We see a higher rate of at least initial assessment of these things. I think that the youth in Vermont feel a little bit better than in many places, that they're free to explore their gender identity. So, they may first present as nonbinary, or say, "I think I am really male." And they may change their mind over time, which is why we always recommend therapy first, before we do anything medical. And so I think the population is a little bit higher in Vermont. We are now finding that families are fleeing other states and coming here for care.
What does that mean for the infrastructure that we have to take care of transgender youth?

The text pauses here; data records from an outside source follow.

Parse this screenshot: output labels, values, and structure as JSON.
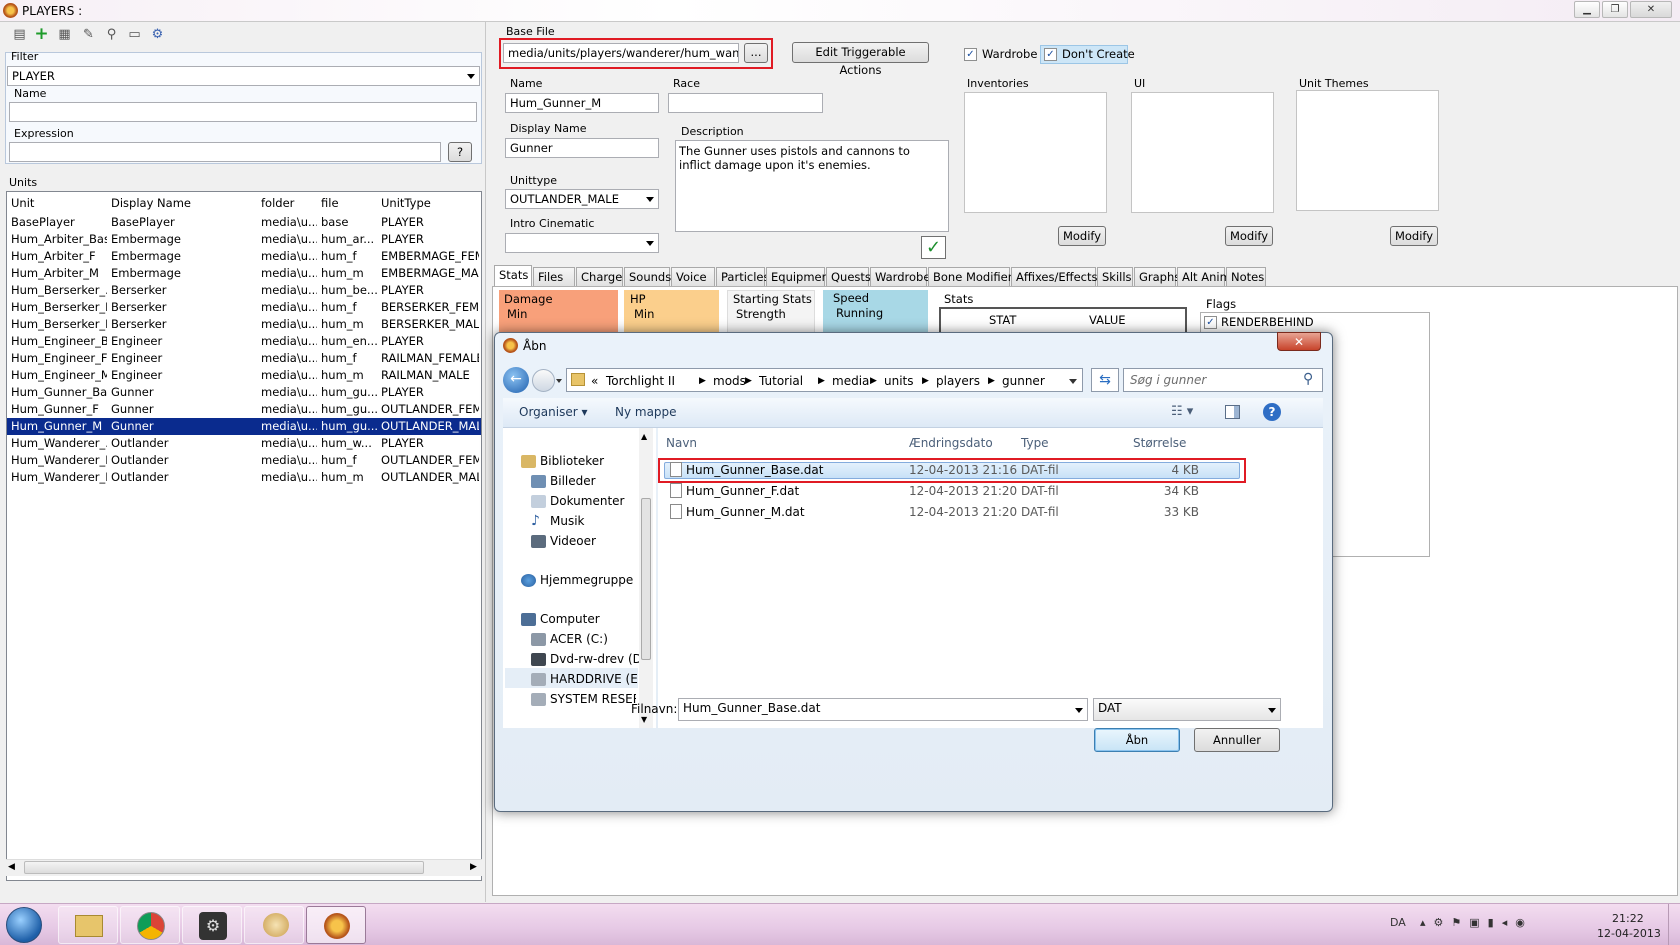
{
  "window": {
    "title": "PLAYERS :"
  },
  "left": {
    "filter_label": "Filter",
    "filter_value": "PLAYER",
    "name_label": "Name",
    "expression_label": "Expression",
    "expression_btn": "?",
    "units_label": "Units",
    "columns": [
      "Unit",
      "Display Name",
      "folder",
      "file",
      "UnitType"
    ],
    "rows": [
      [
        "BasePlayer",
        "BasePlayer",
        "media\\u...",
        "base",
        "PLAYER"
      ],
      [
        "Hum_Arbiter_Base",
        "Embermage",
        "media\\u...",
        "hum_ar...",
        "PLAYER"
      ],
      [
        "Hum_Arbiter_F",
        "Embermage",
        "media\\u...",
        "hum_f",
        "EMBERMAGE_FEMA"
      ],
      [
        "Hum_Arbiter_M",
        "Embermage",
        "media\\u...",
        "hum_m",
        "EMBERMAGE_MALE"
      ],
      [
        "Hum_Berserker_...",
        "Berserker",
        "media\\u...",
        "hum_be...",
        "PLAYER"
      ],
      [
        "Hum_Berserker_F",
        "Berserker",
        "media\\u...",
        "hum_f",
        "BERSERKER_FEMA"
      ],
      [
        "Hum_Berserker_M",
        "Berserker",
        "media\\u...",
        "hum_m",
        "BERSERKER_MALE"
      ],
      [
        "Hum_Engineer_B...",
        "Engineer",
        "media\\u...",
        "hum_en...",
        "PLAYER"
      ],
      [
        "Hum_Engineer_F",
        "Engineer",
        "media\\u...",
        "hum_f",
        "RAILMAN_FEMALE"
      ],
      [
        "Hum_Engineer_M",
        "Engineer",
        "media\\u...",
        "hum_m",
        "RAILMAN_MALE"
      ],
      [
        "Hum_Gunner_Ba...",
        "Gunner",
        "media\\u...",
        "hum_gu...",
        "PLAYER"
      ],
      [
        "Hum_Gunner_F",
        "Gunner",
        "media\\u...",
        "hum_gu...",
        "OUTLANDER_FEMA"
      ],
      [
        "Hum_Gunner_M",
        "Gunner",
        "media\\u...",
        "hum_gu...",
        "OUTLANDER_MALE"
      ],
      [
        "Hum_Wanderer_...",
        "Outlander",
        "media\\u...",
        "hum_w...",
        "PLAYER"
      ],
      [
        "Hum_Wanderer_F",
        "Outlander",
        "media\\u...",
        "hum_f",
        "OUTLANDER_FEMA"
      ],
      [
        "Hum_Wanderer_M",
        "Outlander",
        "media\\u...",
        "hum_m",
        "OUTLANDER_MALE"
      ]
    ],
    "selected_row": 12
  },
  "right": {
    "base_file_label": "Base File",
    "base_file_value": "media/units/players/wanderer/hum_wanderer_b",
    "browse_btn": "...",
    "edit_triggerable": "Edit Triggerable Actions",
    "wardrobe": "Wardrobe",
    "dont_create": "Don't Create",
    "name_label": "Name",
    "name_value": "Hum_Gunner_M",
    "race_label": "Race",
    "display_name_label": "Display Name",
    "display_name_value": "Gunner",
    "description_label": "Description",
    "description_value": "The Gunner uses pistols and cannons to inflict damage upon it's enemies.",
    "unittype_label": "Unittype",
    "unittype_value": "OUTLANDER_MALE",
    "intro_label": "Intro Cinematic",
    "inventories_label": "Inventories",
    "ui_label": "UI",
    "unit_themes_label": "Unit Themes",
    "modify": "Modify",
    "tabs": [
      "Stats",
      "Files",
      "Charge",
      "Sounds",
      "Voice",
      "Particles",
      "Equipment",
      "Quests",
      "Wardrobe",
      "Bone Modifiers",
      "Affixes/Effects",
      "Skills",
      "Graphs",
      "Alt Anim",
      "Notes"
    ],
    "stats": {
      "damage": "Damage",
      "min": "Min",
      "hp": "HP",
      "hp_min": "Min",
      "starting": "Starting Stats",
      "strength": "Strength",
      "speed": "Speed",
      "running": "Running",
      "stats": "Stats",
      "stat_col": "STAT",
      "value_col": "VALUE",
      "flags": "Flags",
      "renderbehind": "RENDERBEHIND"
    }
  },
  "dialog": {
    "title": "Åbn",
    "crumbs": [
      "«",
      "Torchlight II",
      "mods",
      "Tutorial",
      "media",
      "units",
      "players",
      "gunner"
    ],
    "search_placeholder": "Søg i gunner",
    "organise": "Organiser",
    "new_folder": "Ny mappe",
    "nav": {
      "libraries": "Biblioteker",
      "pictures": "Billeder",
      "documents": "Dokumenter",
      "music": "Musik",
      "videos": "Videoer",
      "homegroup": "Hjemmegruppe",
      "computer": "Computer",
      "acer": "ACER (C:)",
      "dvd": "Dvd-rw-drev (D:)",
      "harddrive": "HARDDRIVE (E:)",
      "system": "SYSTEM RESERVE"
    },
    "columns": [
      "Navn",
      "Ændringsdato",
      "Type",
      "Størrelse"
    ],
    "files": [
      [
        "Hum_Gunner_Base.dat",
        "12-04-2013 21:16",
        "DAT-fil",
        "4 KB"
      ],
      [
        "Hum_Gunner_F.dat",
        "12-04-2013 21:20",
        "DAT-fil",
        "34 KB"
      ],
      [
        "Hum_Gunner_M.dat",
        "12-04-2013 21:20",
        "DAT-fil",
        "33 KB"
      ]
    ],
    "filename_label": "Filnavn:",
    "filename_value": "Hum_Gunner_Base.dat",
    "filetype": "DAT",
    "open_btn": "Åbn",
    "cancel_btn": "Annuller"
  },
  "taskbar": {
    "lang": "DA",
    "time": "21:22",
    "date": "12-04-2013"
  }
}
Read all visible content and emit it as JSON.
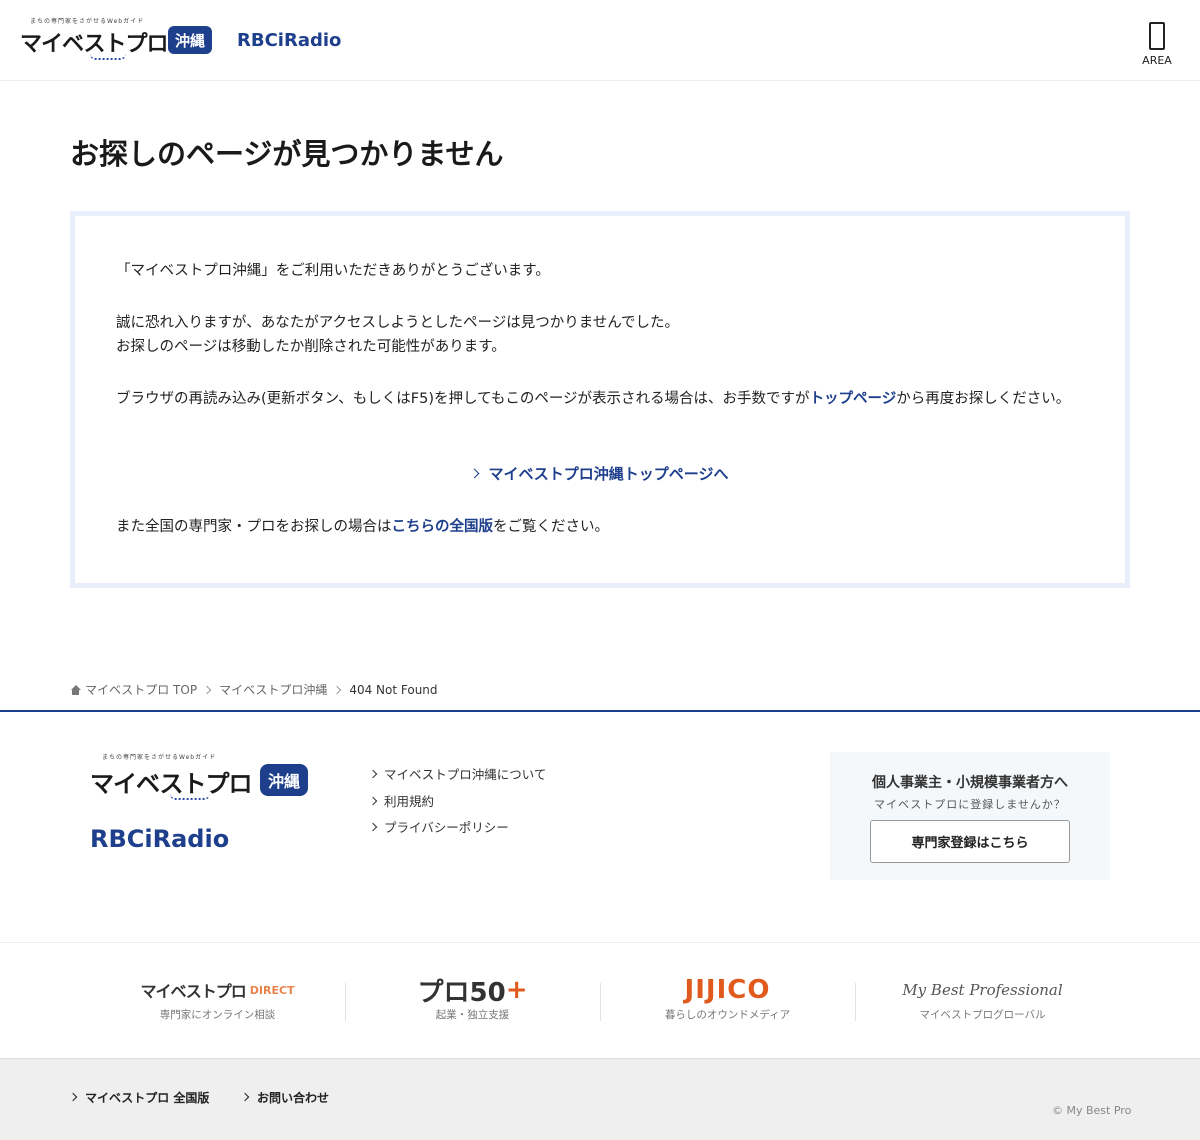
{
  "header": {
    "logo_tagline": "まちの専門家をさがせるWebガイド",
    "logo_name": "マイベストプロ",
    "logo_badge": "沖縄",
    "partner_logo": "RBCiRadio",
    "area_label": "AREA",
    "area_icon": "smartphone-icon"
  },
  "main": {
    "title": "お探しのページが見つかりません",
    "p1": "「マイベストプロ沖縄」をご利用いただきありがとうございます。",
    "p2_line1": "誠に恐れ入りますが、あなたがアクセスしようとしたページは見つかりませんでした。",
    "p2_line2": "お探しのページは移動したか削除された可能性があります。",
    "p3_before": "ブラウザの再読み込み(更新ボタン、もしくはF5)を押してもこのページが表示される場合は、お手数ですが",
    "p3_link": "トップページ",
    "p3_after": "から再度お探しください。",
    "top_link": "マイベストプロ沖縄トップページへ",
    "p4_before": "また全国の専門家・プロをお探しの場合は",
    "p4_link": "こちらの全国版",
    "p4_after": "をご覧ください。",
    "accent_color": "#1e3f8c"
  },
  "breadcrumb": {
    "items": [
      "マイベストプロ TOP",
      "マイベストプロ沖縄"
    ],
    "current": "404 Not Found"
  },
  "footer": {
    "logo_tagline": "まちの専門家をさがせるWebガイド",
    "logo_name": "マイベストプロ",
    "logo_badge": "沖縄",
    "partner_logo": "RBCiRadio",
    "links": [
      "マイベストプロ沖縄について",
      "利用規約",
      "プライバシーポリシー"
    ],
    "register": {
      "heading": "個人事業主・小規模事業者方へ",
      "sub": "マイベストプロに登録しませんか？",
      "button": "専門家登録はこちら"
    },
    "brands": [
      {
        "logo": "マイベストプロ",
        "logo_extra": "DIRECT",
        "caption": "専門家にオンライン相談"
      },
      {
        "logo": "プロ50",
        "logo_extra": "+",
        "caption": "起業・独立支援"
      },
      {
        "logo": "JIJICO",
        "caption": "暮らしのオウンドメディア"
      },
      {
        "logo": "My Best Professional",
        "caption": "マイベストプログローバル"
      }
    ],
    "bottom_links": [
      "マイベストプロ 全国版",
      "お問い合わせ"
    ],
    "copyright": "© My Best Pro"
  }
}
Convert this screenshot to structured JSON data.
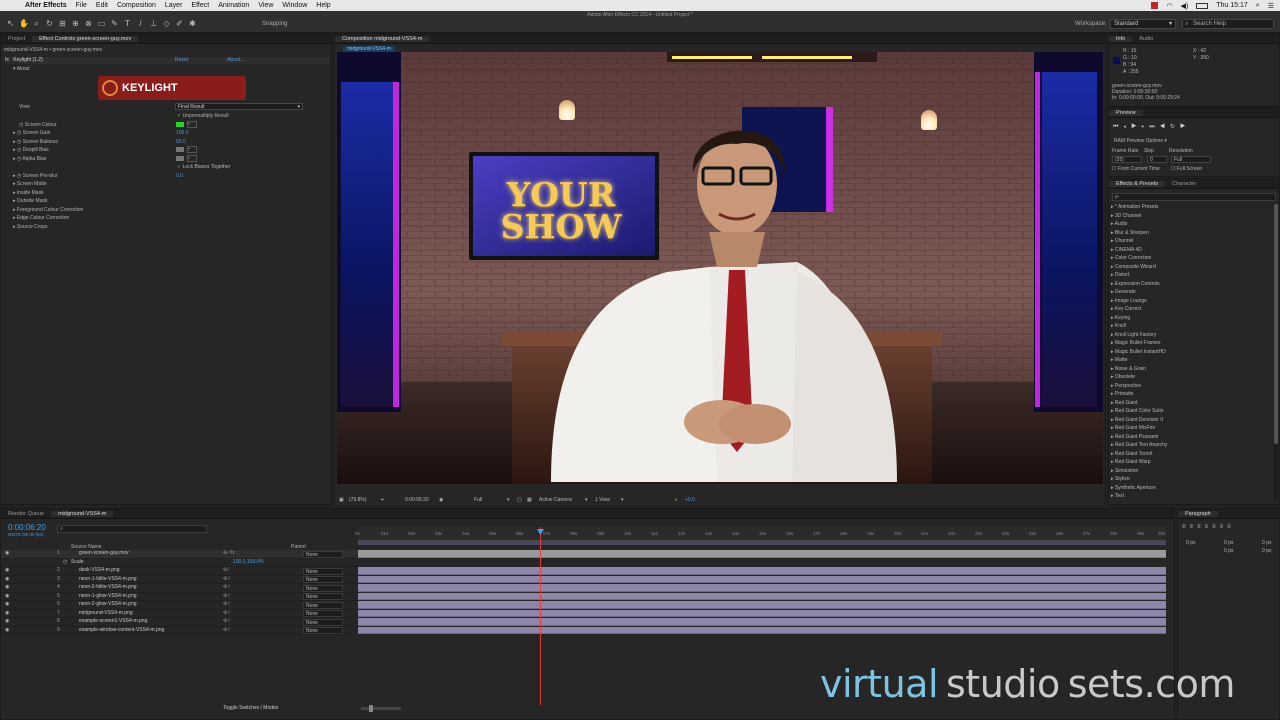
{
  "menubar": {
    "app": "After Effects",
    "items": [
      "File",
      "Edit",
      "Composition",
      "Layer",
      "Effect",
      "Animation",
      "View",
      "Window",
      "Help"
    ],
    "clock": "Thu 15:17"
  },
  "toolbar": {
    "window_title": "Adobe After Effects CC 2014 - Untitled Project *",
    "snapping": "Snapping",
    "workspace_label": "Workspace:",
    "workspace_value": "Standard",
    "search_placeholder": "Search Help"
  },
  "effect_controls": {
    "tabs": [
      "Project",
      "Effect Controls green-screen-guy.mov"
    ],
    "breadcrumb": "midground-VSS4-m • green-screen-guy.mov",
    "effect": "Keylight (1.2)",
    "reset": "Reset",
    "about_link": "About...",
    "about": "About",
    "logo": "KEYLIGHT",
    "view_label": "View",
    "view_value": "Final Result",
    "unpremultiply": "Unpremultiply Result",
    "props": [
      {
        "name": "Screen Colour",
        "value": ""
      },
      {
        "name": "Screen Gain",
        "value": "100.0"
      },
      {
        "name": "Screen Balance",
        "value": "50.0"
      },
      {
        "name": "Despill Bias",
        "value": ""
      },
      {
        "name": "Alpha Bias",
        "value": ""
      }
    ],
    "lock_biases": "Lock Biases Together",
    "pre_blur": {
      "name": "Screen Pre-blur",
      "value": "0.0"
    },
    "groups": [
      "Screen Matte",
      "Inside Mask",
      "Outside Mask",
      "Foreground Colour Correction",
      "Edge Colour Correction",
      "Source Crops"
    ]
  },
  "composition": {
    "tab": "Composition midground-VSS4-m",
    "subtab": "midground-VSS4-m",
    "show_title_1": "YOUR",
    "show_title_2": "SHOW",
    "footer": {
      "zoom": "(79.8%)",
      "time": "0:00:06:20",
      "resolution": "Full",
      "camera": "Active Camera",
      "view": "1 View",
      "exposure": "+0.0"
    }
  },
  "info": {
    "tabs": [
      "Info",
      "Audio"
    ],
    "r": "R : 15",
    "g": "G : 10",
    "b": "B : 94",
    "a": "A : 255",
    "x": "X : 42",
    "y": "Y : 350",
    "file": "green-screen-guy.mov",
    "duration": "Duration: 0:00:30:00",
    "inout": "In: 0:00:00:00, Out: 0:00:29:24"
  },
  "preview": {
    "tab": "Preview",
    "options": "RAM Preview Options",
    "frame_rate_label": "Frame Rate",
    "skip_label": "Skip",
    "resolution_label": "Resolution",
    "frame_rate": "(25)",
    "skip": "0",
    "resolution": "Full",
    "from_current": "From Current Time",
    "full_screen": "Full Screen"
  },
  "effects_presets": {
    "tabs": [
      "Effects & Presets",
      "Character"
    ],
    "search_placeholder": "ρ-",
    "items": [
      "* Animation Presets",
      "3D Channel",
      "Audio",
      "Blur & Sharpen",
      "Channel",
      "CINEMA 4D",
      "Color Correction",
      "Composite Wizard",
      "Distort",
      "Expression Controls",
      "Generate",
      "Image Lounge",
      "Key Correct",
      "Keying",
      "Knoll",
      "Knoll Light Factory",
      "Magic Bullet Frames",
      "Magic Bullet InstantHD",
      "Matte",
      "Noise & Grain",
      "Obsolete",
      "Perspective",
      "Primatte",
      "Red Giant",
      "Red Giant Color Suite",
      "Red Giant Denoiser II",
      "Red Giant MisFire",
      "Red Giant Psunami",
      "Red Giant Text Anarchy",
      "Red Giant ToonIt",
      "Red Giant Warp",
      "Simulation",
      "Stylize",
      "Synthetic Aperture",
      "Text"
    ]
  },
  "timeline": {
    "tabs": [
      "Render Queue",
      "midground-VSS4-m"
    ],
    "timecode": "0:00:06:20",
    "frame_info": "00170 (25.00 fps)",
    "col_source": "Source Name",
    "col_parent": "Parent",
    "scale_label": "Scale",
    "scale_value": "100.0,100.0%",
    "toggle": "Toggle Switches / Modes",
    "layers": [
      {
        "num": "1",
        "name": "green-screen-guy.mov",
        "parent": "None"
      },
      {
        "num": "2",
        "name": "desk-VSS4-m.png",
        "parent": "None"
      },
      {
        "num": "3",
        "name": "neon-1-hilite-VSS4-m.png",
        "parent": "None"
      },
      {
        "num": "4",
        "name": "neon-2-hilite-VSS4-m.png",
        "parent": "None"
      },
      {
        "num": "5",
        "name": "neon-1-glow-VSS4-m.png",
        "parent": "None"
      },
      {
        "num": "6",
        "name": "neon-2-glow-VSS4-m.png",
        "parent": "None"
      },
      {
        "num": "7",
        "name": "midground-VSS4-m.png",
        "parent": "None"
      },
      {
        "num": "8",
        "name": "example-screen1-VSS4-m.png",
        "parent": "None"
      },
      {
        "num": "9",
        "name": "example-window-content-VSS4-m.png",
        "parent": "None"
      }
    ],
    "ticks": [
      "0s",
      "01s",
      "02s",
      "03s",
      "04s",
      "05s",
      "06s",
      "07s",
      "08s",
      "09s",
      "10s",
      "11s",
      "12s",
      "13s",
      "14s",
      "15s",
      "16s",
      "17s",
      "18s",
      "19s",
      "20s",
      "21s",
      "22s",
      "23s",
      "24s",
      "25s",
      "26s",
      "27s",
      "28s",
      "29s",
      "30s"
    ]
  },
  "paragraph": {
    "tab": "Paragraph",
    "indent": "0 px"
  },
  "watermark": {
    "part1": "virtual",
    "part2": "studio",
    "part3": "sets",
    "part4": ".com"
  },
  "colors": {
    "accent_blue": "#4a9de0",
    "layer_bar": "#8d86a6",
    "playhead": "#e23a3a",
    "keylight_red": "#8a1c1c",
    "screen_colour": "#2bd42b"
  }
}
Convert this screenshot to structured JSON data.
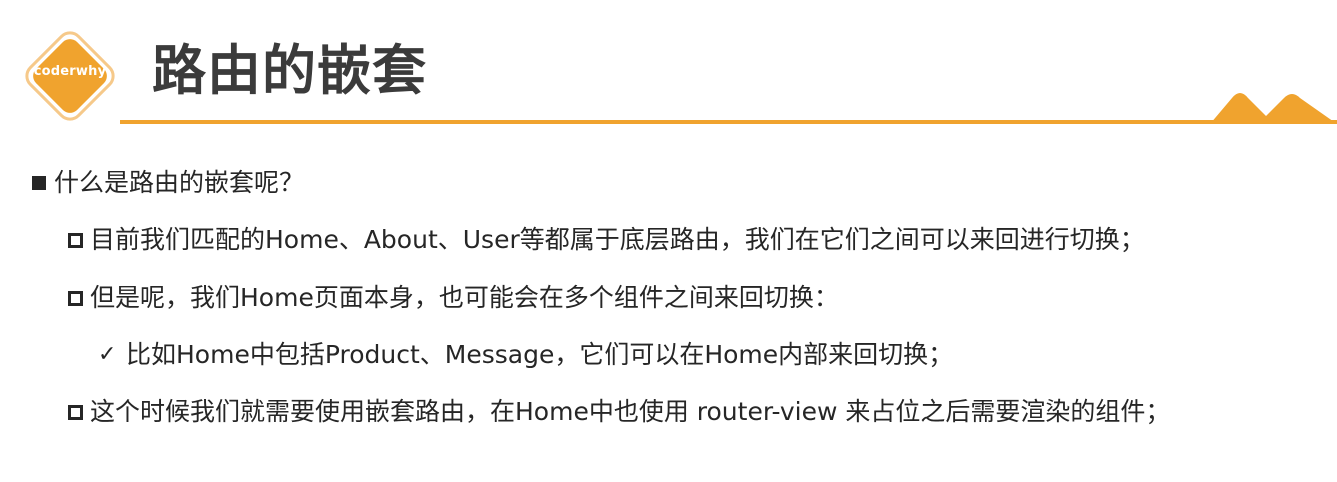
{
  "logo": {
    "text": "coderwhy",
    "color": "#f0a32e"
  },
  "title": "路由的嵌套",
  "accent_color": "#f0a32e",
  "bullets": [
    {
      "level": 1,
      "marker": "filled-square",
      "text": "什么是路由的嵌套呢？"
    },
    {
      "level": 2,
      "marker": "hollow-square",
      "text": "目前我们匹配的Home、About、User等都属于底层路由，我们在它们之间可以来回进行切换；"
    },
    {
      "level": 2,
      "marker": "hollow-square",
      "text": "但是呢，我们Home页面本身，也可能会在多个组件之间来回切换："
    },
    {
      "level": 3,
      "marker": "checkmark",
      "symbol": "✓",
      "text": "比如Home中包括Product、Message，它们可以在Home内部来回切换；"
    },
    {
      "level": 2,
      "marker": "hollow-square",
      "text": "这个时候我们就需要使用嵌套路由，在Home中也使用 router-view 来占位之后需要渲染的组件；"
    }
  ]
}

As anyone who has tried to get an appointment can tell you, we have a very long waitlist right now. We took a slight pause in our waitlist and stopped scheduling because we did not have enough doctors to take care of the youth who were presenting. We could do the initial assessment, but we could not do the follow up that needed to happen. We were just approved to hire a new doctor, a new psychologist, a social worker and a nurse. It is in the plans to increase our services, because we really don't have enough to meet the need.
What are some of the myths people have about transgender care?
One that always gets me is the thought that we are doing surgery on children. We are not doing surgery on children. We are not giving children hormones. This is a long process. It's not like you come in for your medical appointment and you're handed a prescription. There are checks and balances in the system to make sure that everybody has all the information, everybody's comfortable. The myth is that you can come in and just get a prescription for testosterone or estrogen and go on your way. And that's really not happening, at least here.
How often do these patients change their minds about how they identify?
We know that people who have gone through medical transition, it's about 1-2% of those people want to detransition. For adolescents and kids, there's usually a kind of progression — often kids will tell me that they came out as nonbinary because they thought it would be easier for their parents, and then they came out as trans. So that could be seen as a change, but we see it more as just an evolution in their journey. I'm not really sure what the numbers are, but it is pretty low.
The University of Vermont Health Network is an underwriter of Vermont Public.
Broadcast at noon Thursday, June 8, 2023; rebroadcast at 7 p.m.